Goal of the exercise =>
Determine how many lines of the listing below hold the string "Accept". Reply only with the number.

╭─ Information shown

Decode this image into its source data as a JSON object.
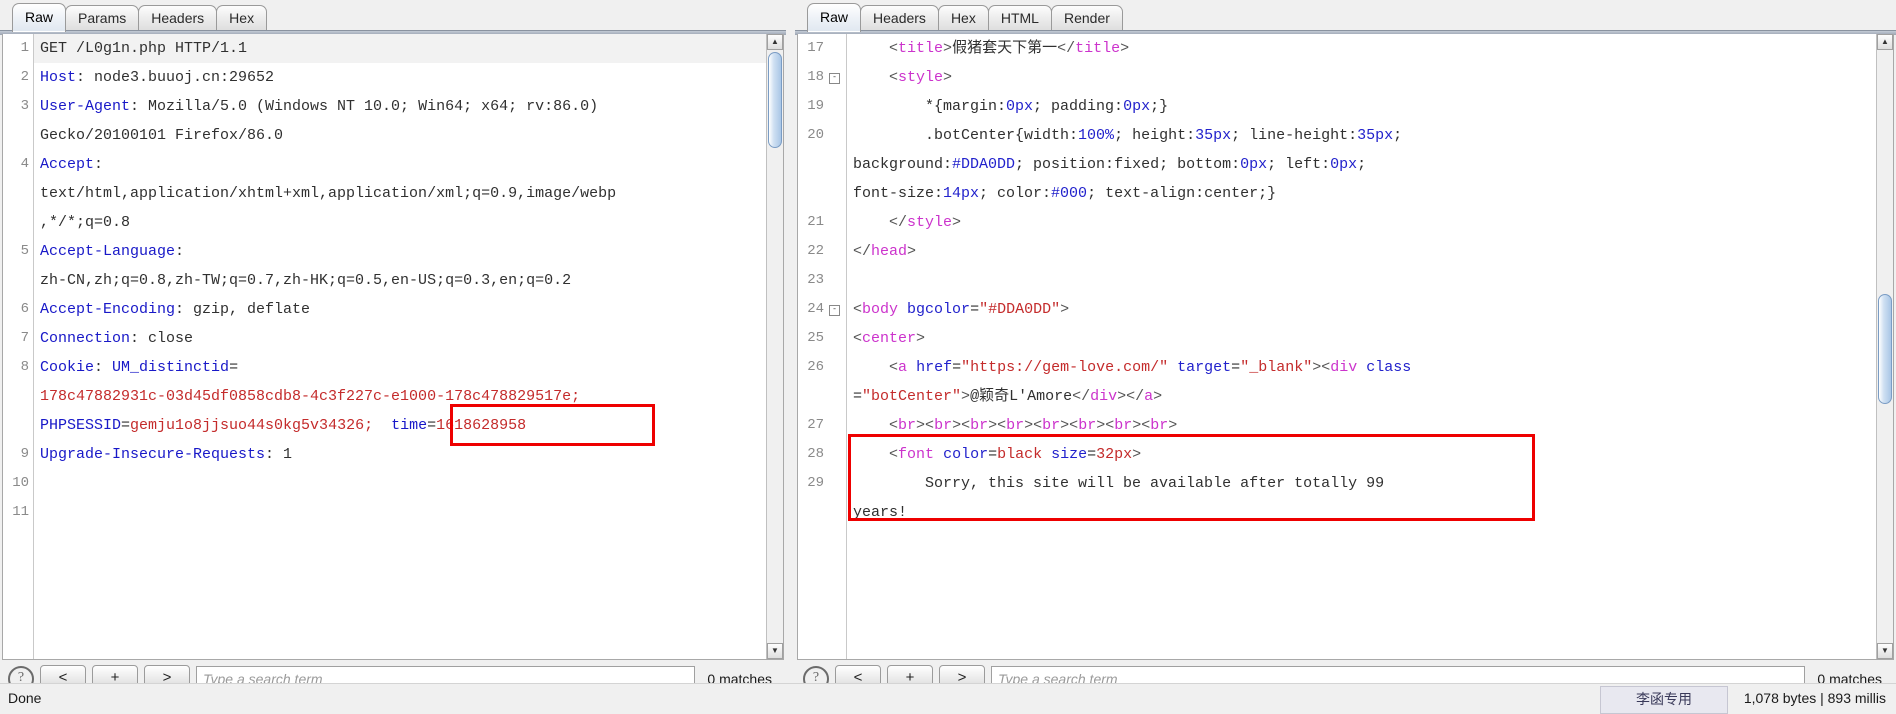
{
  "request": {
    "tabs": [
      {
        "label": "Raw",
        "active": true
      },
      {
        "label": "Params",
        "active": false
      },
      {
        "label": "Headers",
        "active": false
      },
      {
        "label": "Hex",
        "active": false
      }
    ],
    "lines": [
      {
        "n": "1",
        "segments": [
          {
            "t": "GET /L0g1n.php HTTP/1.1",
            "c": "k-plain"
          }
        ]
      },
      {
        "n": "2",
        "segments": [
          {
            "t": "Host",
            "c": "k-blue"
          },
          {
            "t": ": node3.buuoj.cn:29652",
            "c": "k-plain"
          }
        ]
      },
      {
        "n": "3",
        "segments": [
          {
            "t": "User-Agent",
            "c": "k-blue"
          },
          {
            "t": ": Mozilla/5.0 (Windows NT 10.0; Win64; x64; rv:86.0)",
            "c": "k-plain"
          }
        ]
      },
      {
        "n": "",
        "segments": [
          {
            "t": "Gecko/20100101 Firefox/86.0",
            "c": "k-plain"
          }
        ]
      },
      {
        "n": "4",
        "segments": [
          {
            "t": "Accept",
            "c": "k-blue"
          },
          {
            "t": ":",
            "c": "k-plain"
          }
        ]
      },
      {
        "n": "",
        "segments": [
          {
            "t": "text/html,application/xhtml+xml,application/xml;q=0.9,image/webp",
            "c": "k-plain"
          }
        ]
      },
      {
        "n": "",
        "segments": [
          {
            "t": ",*/*;q=0.8",
            "c": "k-plain"
          }
        ]
      },
      {
        "n": "5",
        "segments": [
          {
            "t": "Accept-Language",
            "c": "k-blue"
          },
          {
            "t": ":",
            "c": "k-plain"
          }
        ]
      },
      {
        "n": "",
        "segments": [
          {
            "t": "zh-CN,zh;q=0.8,zh-TW;q=0.7,zh-HK;q=0.5,en-US;q=0.3,en;q=0.2",
            "c": "k-plain"
          }
        ]
      },
      {
        "n": "6",
        "segments": [
          {
            "t": "Accept-Encoding",
            "c": "k-blue"
          },
          {
            "t": ": gzip, deflate",
            "c": "k-plain"
          }
        ]
      },
      {
        "n": "7",
        "segments": [
          {
            "t": "Connection",
            "c": "k-blue"
          },
          {
            "t": ": close",
            "c": "k-plain"
          }
        ]
      },
      {
        "n": "8",
        "segments": [
          {
            "t": "Cookie",
            "c": "k-blue"
          },
          {
            "t": ": ",
            "c": "k-plain"
          },
          {
            "t": "UM_distinctid",
            "c": "k-blue"
          },
          {
            "t": "=",
            "c": "k-plain"
          }
        ]
      },
      {
        "n": "",
        "segments": [
          {
            "t": "178c47882931c-03d45df0858cdb8-4c3f227c-e1000-178c478829517e;",
            "c": "k-red"
          }
        ]
      },
      {
        "n": "",
        "segments": [
          {
            "t": "PHPSESSID",
            "c": "k-blue"
          },
          {
            "t": "=",
            "c": "k-plain"
          },
          {
            "t": "gemju1o8jjsuo44s0kg5v34326;",
            "c": "k-red"
          },
          {
            "t": "  ",
            "c": "k-plain"
          },
          {
            "t": "time",
            "c": "k-blue"
          },
          {
            "t": "=",
            "c": "k-plain"
          },
          {
            "t": "1618628958",
            "c": "k-red"
          }
        ]
      },
      {
        "n": "9",
        "segments": [
          {
            "t": "Upgrade-Insecure-Requests",
            "c": "k-blue"
          },
          {
            "t": ": 1",
            "c": "k-plain"
          }
        ]
      },
      {
        "n": "10",
        "segments": []
      },
      {
        "n": "11",
        "segments": []
      }
    ],
    "search": {
      "help_label": "?",
      "prev_label": "<",
      "add_label": "+",
      "next_label": ">",
      "placeholder": "Type a search term",
      "value": "",
      "matches": "0 matches"
    }
  },
  "response": {
    "tabs": [
      {
        "label": "Raw",
        "active": true
      },
      {
        "label": "Headers",
        "active": false
      },
      {
        "label": "Hex",
        "active": false
      },
      {
        "label": "HTML",
        "active": false
      },
      {
        "label": "Render",
        "active": false
      }
    ],
    "lines": [
      {
        "n": "17",
        "fold": false,
        "indent": 4,
        "segments": [
          {
            "t": "<",
            "c": "k-gray"
          },
          {
            "t": "title",
            "c": "k-mag"
          },
          {
            "t": ">",
            "c": "k-gray"
          },
          {
            "t": "假猪套天下第一",
            "c": "k-plain"
          },
          {
            "t": "</",
            "c": "k-gray"
          },
          {
            "t": "title",
            "c": "k-mag"
          },
          {
            "t": ">",
            "c": "k-gray"
          }
        ]
      },
      {
        "n": "18",
        "fold": true,
        "indent": 4,
        "segments": [
          {
            "t": "<",
            "c": "k-gray"
          },
          {
            "t": "style",
            "c": "k-mag"
          },
          {
            "t": ">",
            "c": "k-gray"
          }
        ]
      },
      {
        "n": "19",
        "fold": false,
        "indent": 8,
        "segments": [
          {
            "t": "*{margin:",
            "c": "k-plain"
          },
          {
            "t": "0px",
            "c": "k-dblue"
          },
          {
            "t": "; padding:",
            "c": "k-plain"
          },
          {
            "t": "0px",
            "c": "k-dblue"
          },
          {
            "t": ";}",
            "c": "k-plain"
          }
        ]
      },
      {
        "n": "20",
        "fold": false,
        "indent": 8,
        "segments": [
          {
            "t": ".botCenter{width:",
            "c": "k-plain"
          },
          {
            "t": "100%",
            "c": "k-dblue"
          },
          {
            "t": "; height:",
            "c": "k-plain"
          },
          {
            "t": "35px",
            "c": "k-dblue"
          },
          {
            "t": "; line-height:",
            "c": "k-plain"
          },
          {
            "t": "35px",
            "c": "k-dblue"
          },
          {
            "t": ";",
            "c": "k-plain"
          }
        ]
      },
      {
        "n": "",
        "fold": false,
        "indent": 0,
        "segments": [
          {
            "t": "background:",
            "c": "k-plain"
          },
          {
            "t": "#DDA0DD",
            "c": "k-dblue"
          },
          {
            "t": "; position:fixed; bottom:",
            "c": "k-plain"
          },
          {
            "t": "0px",
            "c": "k-dblue"
          },
          {
            "t": "; left:",
            "c": "k-plain"
          },
          {
            "t": "0px",
            "c": "k-dblue"
          },
          {
            "t": ";",
            "c": "k-plain"
          }
        ]
      },
      {
        "n": "",
        "fold": false,
        "indent": 0,
        "segments": [
          {
            "t": "font-size:",
            "c": "k-plain"
          },
          {
            "t": "14px",
            "c": "k-dblue"
          },
          {
            "t": "; color:",
            "c": "k-plain"
          },
          {
            "t": "#000",
            "c": "k-dblue"
          },
          {
            "t": "; text-align:center;}",
            "c": "k-plain"
          }
        ]
      },
      {
        "n": "21",
        "fold": false,
        "indent": 4,
        "segments": [
          {
            "t": "</",
            "c": "k-gray"
          },
          {
            "t": "style",
            "c": "k-mag"
          },
          {
            "t": ">",
            "c": "k-gray"
          }
        ]
      },
      {
        "n": "22",
        "fold": false,
        "indent": 0,
        "segments": [
          {
            "t": "</",
            "c": "k-gray"
          },
          {
            "t": "head",
            "c": "k-mag"
          },
          {
            "t": ">",
            "c": "k-gray"
          }
        ]
      },
      {
        "n": "23",
        "fold": false,
        "indent": 0,
        "segments": []
      },
      {
        "n": "24",
        "fold": true,
        "indent": 0,
        "segments": [
          {
            "t": "<",
            "c": "k-gray"
          },
          {
            "t": "body",
            "c": "k-mag"
          },
          {
            "t": " ",
            "c": "k-plain"
          },
          {
            "t": "bgcolor",
            "c": "k-dblue"
          },
          {
            "t": "=",
            "c": "k-plain"
          },
          {
            "t": "\"#DDA0DD\"",
            "c": "k-red"
          },
          {
            "t": ">",
            "c": "k-gray"
          }
        ]
      },
      {
        "n": "25",
        "fold": false,
        "indent": 0,
        "segments": [
          {
            "t": "<",
            "c": "k-gray"
          },
          {
            "t": "center",
            "c": "k-mag"
          },
          {
            "t": ">",
            "c": "k-gray"
          }
        ]
      },
      {
        "n": "26",
        "fold": false,
        "indent": 4,
        "segments": [
          {
            "t": "<",
            "c": "k-gray"
          },
          {
            "t": "a",
            "c": "k-mag"
          },
          {
            "t": " ",
            "c": "k-plain"
          },
          {
            "t": "href",
            "c": "k-dblue"
          },
          {
            "t": "=",
            "c": "k-plain"
          },
          {
            "t": "\"https://gem-love.com/\"",
            "c": "k-red"
          },
          {
            "t": " ",
            "c": "k-plain"
          },
          {
            "t": "target",
            "c": "k-dblue"
          },
          {
            "t": "=",
            "c": "k-plain"
          },
          {
            "t": "\"_blank\"",
            "c": "k-red"
          },
          {
            "t": ">",
            "c": "k-gray"
          },
          {
            "t": "<",
            "c": "k-gray"
          },
          {
            "t": "div",
            "c": "k-mag"
          },
          {
            "t": " ",
            "c": "k-plain"
          },
          {
            "t": "class",
            "c": "k-dblue"
          }
        ]
      },
      {
        "n": "",
        "fold": false,
        "indent": 0,
        "segments": [
          {
            "t": "=",
            "c": "k-plain"
          },
          {
            "t": "\"botCenter\"",
            "c": "k-red"
          },
          {
            "t": ">",
            "c": "k-gray"
          },
          {
            "t": "@颖奇L'Amore",
            "c": "k-plain"
          },
          {
            "t": "</",
            "c": "k-gray"
          },
          {
            "t": "div",
            "c": "k-mag"
          },
          {
            "t": ">",
            "c": "k-gray"
          },
          {
            "t": "</",
            "c": "k-gray"
          },
          {
            "t": "a",
            "c": "k-mag"
          },
          {
            "t": ">",
            "c": "k-gray"
          }
        ]
      },
      {
        "n": "27",
        "fold": false,
        "indent": 4,
        "segments": [
          {
            "t": "<",
            "c": "k-gray"
          },
          {
            "t": "br",
            "c": "k-mag"
          },
          {
            "t": "><",
            "c": "k-gray"
          },
          {
            "t": "br",
            "c": "k-mag"
          },
          {
            "t": "><",
            "c": "k-gray"
          },
          {
            "t": "br",
            "c": "k-mag"
          },
          {
            "t": "><",
            "c": "k-gray"
          },
          {
            "t": "br",
            "c": "k-mag"
          },
          {
            "t": "><",
            "c": "k-gray"
          },
          {
            "t": "br",
            "c": "k-mag"
          },
          {
            "t": "><",
            "c": "k-gray"
          },
          {
            "t": "br",
            "c": "k-mag"
          },
          {
            "t": "><",
            "c": "k-gray"
          },
          {
            "t": "br",
            "c": "k-mag"
          },
          {
            "t": "><",
            "c": "k-gray"
          },
          {
            "t": "br",
            "c": "k-mag"
          },
          {
            "t": ">",
            "c": "k-gray"
          }
        ]
      },
      {
        "n": "28",
        "fold": false,
        "indent": 4,
        "segments": [
          {
            "t": "<",
            "c": "k-gray"
          },
          {
            "t": "font",
            "c": "k-mag"
          },
          {
            "t": " ",
            "c": "k-plain"
          },
          {
            "t": "color",
            "c": "k-dblue"
          },
          {
            "t": "=",
            "c": "k-plain"
          },
          {
            "t": "black",
            "c": "k-red"
          },
          {
            "t": " ",
            "c": "k-plain"
          },
          {
            "t": "size",
            "c": "k-dblue"
          },
          {
            "t": "=",
            "c": "k-plain"
          },
          {
            "t": "32px",
            "c": "k-red"
          },
          {
            "t": ">",
            "c": "k-gray"
          }
        ]
      },
      {
        "n": "29",
        "fold": false,
        "indent": 8,
        "segments": [
          {
            "t": "Sorry, this site will be available after totally 99",
            "c": "k-plain"
          }
        ]
      },
      {
        "n": "",
        "fold": false,
        "indent": 0,
        "segments": [
          {
            "t": "years!",
            "c": "k-plain"
          }
        ]
      }
    ],
    "search": {
      "help_label": "?",
      "prev_label": "<",
      "add_label": "+",
      "next_label": ">",
      "placeholder": "Type a search term",
      "value": "",
      "matches": "0 matches"
    }
  },
  "statusbar": {
    "left": "Done",
    "right": "1,078 bytes | 893 millis",
    "watermark": "李函专用"
  },
  "annotations": {
    "accent_color": "#ee0000",
    "boxes": [
      {
        "name": "time-cookie-highlight",
        "target": "time=1618628958"
      },
      {
        "name": "99-years-message-highlight",
        "target": "Sorry, this site will be available after totally 99 years!"
      }
    ]
  },
  "scrollbars": {
    "request_up": "▲",
    "request_down": "▼",
    "response_up": "▲",
    "response_down": "▼"
  }
}
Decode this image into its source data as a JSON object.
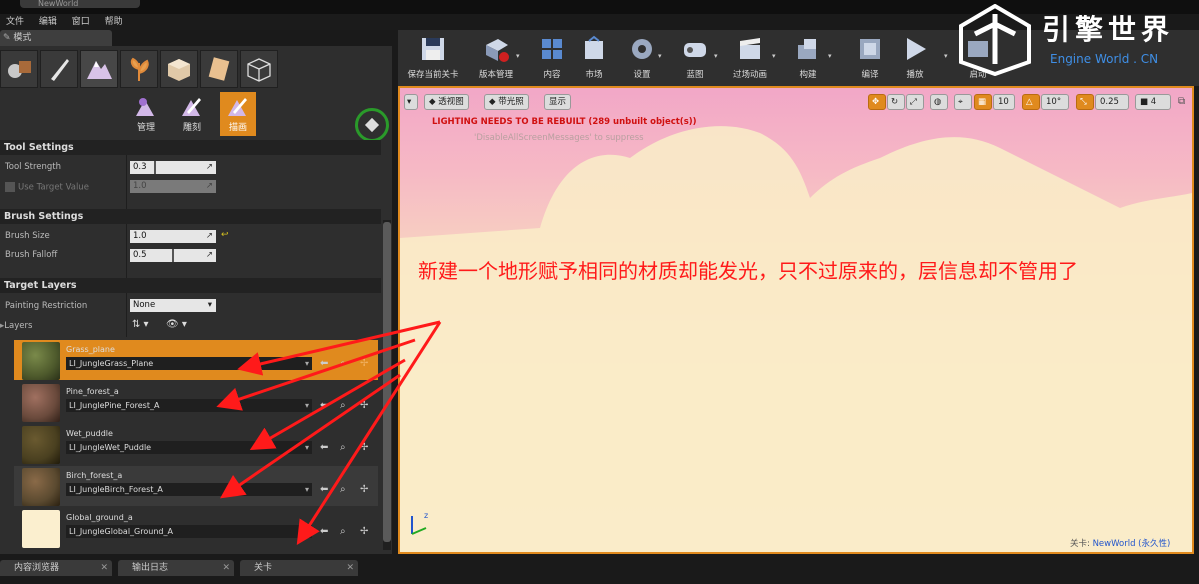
{
  "window": {
    "doc_tab": "NewWorld"
  },
  "menu": [
    "文件",
    "编辑",
    "窗口",
    "帮助"
  ],
  "modes_panel": {
    "tab_label": "模式",
    "sub_modes": [
      {
        "label": "管理"
      },
      {
        "label": "雕刻"
      },
      {
        "label": "描画"
      }
    ],
    "tool_settings": {
      "title": "Tool Settings",
      "tool_strength_label": "Tool Strength",
      "tool_strength": "0.3",
      "use_target_label": "Use Target Value",
      "use_target": "1.0"
    },
    "brush_settings": {
      "title": "Brush Settings",
      "size_label": "Brush Size",
      "size": "1.0",
      "falloff_label": "Brush Falloff",
      "falloff": "0.5"
    },
    "target_layers": {
      "title": "Target Layers",
      "painting_restriction_label": "Painting Restriction",
      "painting_restriction": "None",
      "layers_label": "Layers"
    },
    "layers": [
      {
        "name": "Grass_plane",
        "material": "LI_JungleGrass_Plane",
        "thumb": "#4e5a2c"
      },
      {
        "name": "Pine_forest_a",
        "material": "LI_JunglePine_Forest_A",
        "thumb": "#6a4a3c"
      },
      {
        "name": "Wet_puddle",
        "material": "LI_JungleWet_Puddle",
        "thumb": "#4a4020"
      },
      {
        "name": "Birch_forest_a",
        "material": "LI_JungleBirch_Forest_A",
        "thumb": "#5b4a30"
      },
      {
        "name": "Global_ground_a",
        "material": "LI_JungleGlobal_Ground_A",
        "thumb": "#fbefcf"
      }
    ]
  },
  "toolbar": [
    {
      "label": "保存当前关卡",
      "icon": "save-icon"
    },
    {
      "label": "版本管理",
      "icon": "source-control-icon"
    },
    {
      "label": "内容",
      "icon": "content-icon"
    },
    {
      "label": "市场",
      "icon": "marketplace-icon"
    },
    {
      "label": "设置",
      "icon": "settings-icon"
    },
    {
      "label": "蓝图",
      "icon": "blueprint-icon"
    },
    {
      "label": "过场动画",
      "icon": "cinematics-icon"
    },
    {
      "label": "构建",
      "icon": "build-icon"
    },
    {
      "label": "编译",
      "icon": "compile-icon"
    },
    {
      "label": "播放",
      "icon": "play-icon"
    },
    {
      "label": "启动",
      "icon": "launch-icon"
    }
  ],
  "viewport": {
    "buttons": {
      "perspective": "透视图",
      "lit": "带光照",
      "show": "显示"
    },
    "grid_snap": "10",
    "rotation_snap": "10°",
    "scale_snap": "0.25",
    "camera_speed": "4",
    "warning": "LIGHTING NEEDS TO BE REBUILT (289 unbuilt object(s))",
    "hint": "'DisableAllScreenMessages' to suppress",
    "annotation": "新建一个地形赋予相同的材质却能发光，只不过原来的，层信息却不管用了",
    "status_prefix": "关卡: ",
    "status_level": "NewWorld (永久性)"
  },
  "bottom_tabs": [
    "内容浏览器",
    "输出日志",
    "关卡"
  ],
  "watermark": {
    "title": "引擎世界",
    "subtitle": "Engine World . CN"
  }
}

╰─

Worked solution =>
3